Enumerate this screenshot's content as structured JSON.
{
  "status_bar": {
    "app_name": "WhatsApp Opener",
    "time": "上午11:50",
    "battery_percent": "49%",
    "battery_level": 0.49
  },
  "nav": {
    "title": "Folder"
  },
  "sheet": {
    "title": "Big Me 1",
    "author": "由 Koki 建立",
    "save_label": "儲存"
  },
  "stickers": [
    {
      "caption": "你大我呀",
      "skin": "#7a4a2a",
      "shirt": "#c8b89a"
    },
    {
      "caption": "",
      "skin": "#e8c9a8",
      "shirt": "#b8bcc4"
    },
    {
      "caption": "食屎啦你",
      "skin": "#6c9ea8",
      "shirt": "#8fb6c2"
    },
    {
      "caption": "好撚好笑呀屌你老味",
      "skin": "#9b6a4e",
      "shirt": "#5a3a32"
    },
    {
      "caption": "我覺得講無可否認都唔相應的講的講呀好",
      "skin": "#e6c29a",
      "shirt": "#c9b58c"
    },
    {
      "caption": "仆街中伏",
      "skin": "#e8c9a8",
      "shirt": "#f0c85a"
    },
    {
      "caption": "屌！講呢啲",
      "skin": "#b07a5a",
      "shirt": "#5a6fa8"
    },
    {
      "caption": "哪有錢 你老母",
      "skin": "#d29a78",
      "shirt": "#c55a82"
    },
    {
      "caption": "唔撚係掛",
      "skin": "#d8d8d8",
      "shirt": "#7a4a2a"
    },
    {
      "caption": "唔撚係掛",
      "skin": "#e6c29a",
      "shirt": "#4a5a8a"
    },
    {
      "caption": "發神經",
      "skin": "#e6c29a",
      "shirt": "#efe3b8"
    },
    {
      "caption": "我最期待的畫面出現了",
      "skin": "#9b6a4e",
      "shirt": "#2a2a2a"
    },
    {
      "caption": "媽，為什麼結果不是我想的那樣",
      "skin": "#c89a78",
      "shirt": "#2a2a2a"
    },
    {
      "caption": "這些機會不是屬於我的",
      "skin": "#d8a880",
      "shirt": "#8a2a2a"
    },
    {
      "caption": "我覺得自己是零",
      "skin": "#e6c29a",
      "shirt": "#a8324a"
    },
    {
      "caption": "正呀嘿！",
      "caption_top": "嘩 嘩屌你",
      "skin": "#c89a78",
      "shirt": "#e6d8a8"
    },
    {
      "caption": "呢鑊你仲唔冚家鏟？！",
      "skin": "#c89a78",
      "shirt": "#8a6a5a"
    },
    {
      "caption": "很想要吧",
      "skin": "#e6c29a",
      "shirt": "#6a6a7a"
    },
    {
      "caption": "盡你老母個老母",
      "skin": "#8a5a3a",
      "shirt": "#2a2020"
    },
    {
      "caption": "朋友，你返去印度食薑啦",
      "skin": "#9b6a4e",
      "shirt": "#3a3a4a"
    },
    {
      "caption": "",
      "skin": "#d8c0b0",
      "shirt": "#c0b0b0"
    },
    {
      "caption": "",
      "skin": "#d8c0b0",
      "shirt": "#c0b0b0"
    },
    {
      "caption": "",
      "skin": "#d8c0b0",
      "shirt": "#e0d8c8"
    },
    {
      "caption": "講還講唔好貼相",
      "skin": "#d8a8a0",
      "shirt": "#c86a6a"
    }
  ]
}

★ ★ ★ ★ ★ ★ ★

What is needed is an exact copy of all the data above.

Enumerate this screenshot's content as structured JSON.
{
  "status_bar": {
    "app_name": "WhatsApp Opener",
    "time": "上午11:50",
    "battery_percent": "49%",
    "battery_level": 0.49
  },
  "nav": {
    "title": "Folder"
  },
  "sheet": {
    "title": "Big Me 1",
    "author": "由 Koki 建立",
    "save_label": "儲存"
  },
  "stickers": [
    {
      "caption": "你大我呀",
      "skin": "#7a4a2a",
      "shirt": "#c8b89a"
    },
    {
      "caption": "",
      "skin": "#e8c9a8",
      "shirt": "#b8bcc4"
    },
    {
      "caption": "食屎啦你",
      "skin": "#6c9ea8",
      "shirt": "#8fb6c2"
    },
    {
      "caption": "好撚好笑呀屌你老味",
      "skin": "#9b6a4e",
      "shirt": "#5a3a32"
    },
    {
      "caption": "我覺得講無可否認都唔相應的講的講呀好",
      "skin": "#e6c29a",
      "shirt": "#c9b58c"
    },
    {
      "caption": "仆街中伏",
      "skin": "#e8c9a8",
      "shirt": "#f0c85a"
    },
    {
      "caption": "屌！講呢啲",
      "skin": "#b07a5a",
      "shirt": "#5a6fa8"
    },
    {
      "caption": "哪有錢 你老母",
      "skin": "#d29a78",
      "shirt": "#c55a82"
    },
    {
      "caption": "唔撚係掛",
      "skin": "#d8d8d8",
      "shirt": "#7a4a2a"
    },
    {
      "caption": "唔撚係掛",
      "skin": "#e6c29a",
      "shirt": "#4a5a8a"
    },
    {
      "caption": "發神經",
      "skin": "#e6c29a",
      "shirt": "#efe3b8"
    },
    {
      "caption": "我最期待的畫面出現了",
      "skin": "#9b6a4e",
      "shirt": "#2a2a2a"
    },
    {
      "caption": "媽，為什麼結果不是我想的那樣",
      "skin": "#c89a78",
      "shirt": "#2a2a2a"
    },
    {
      "caption": "這些機會不是屬於我的",
      "skin": "#d8a880",
      "shirt": "#8a2a2a"
    },
    {
      "caption": "我覺得自己是零",
      "skin": "#e6c29a",
      "shirt": "#a8324a"
    },
    {
      "caption": "正呀嘿！",
      "caption_top": "嘩 嘩屌你",
      "skin": "#c89a78",
      "shirt": "#e6d8a8"
    },
    {
      "caption": "呢鑊你仲唔冚家鏟？！",
      "skin": "#c89a78",
      "shirt": "#8a6a5a"
    },
    {
      "caption": "很想要吧",
      "skin": "#e6c29a",
      "shirt": "#6a6a7a"
    },
    {
      "caption": "盡你老母個老母",
      "skin": "#8a5a3a",
      "shirt": "#2a2020"
    },
    {
      "caption": "朋友，你返去印度食薑啦",
      "skin": "#9b6a4e",
      "shirt": "#3a3a4a"
    },
    {
      "caption": "",
      "skin": "#d8c0b0",
      "shirt": "#c0b0b0"
    },
    {
      "caption": "",
      "skin": "#d8c0b0",
      "shirt": "#c0b0b0"
    },
    {
      "caption": "",
      "skin": "#d8c0b0",
      "shirt": "#e0d8c8"
    },
    {
      "caption": "講還講唔好貼相",
      "skin": "#d8a8a0",
      "shirt": "#c86a6a"
    }
  ]
}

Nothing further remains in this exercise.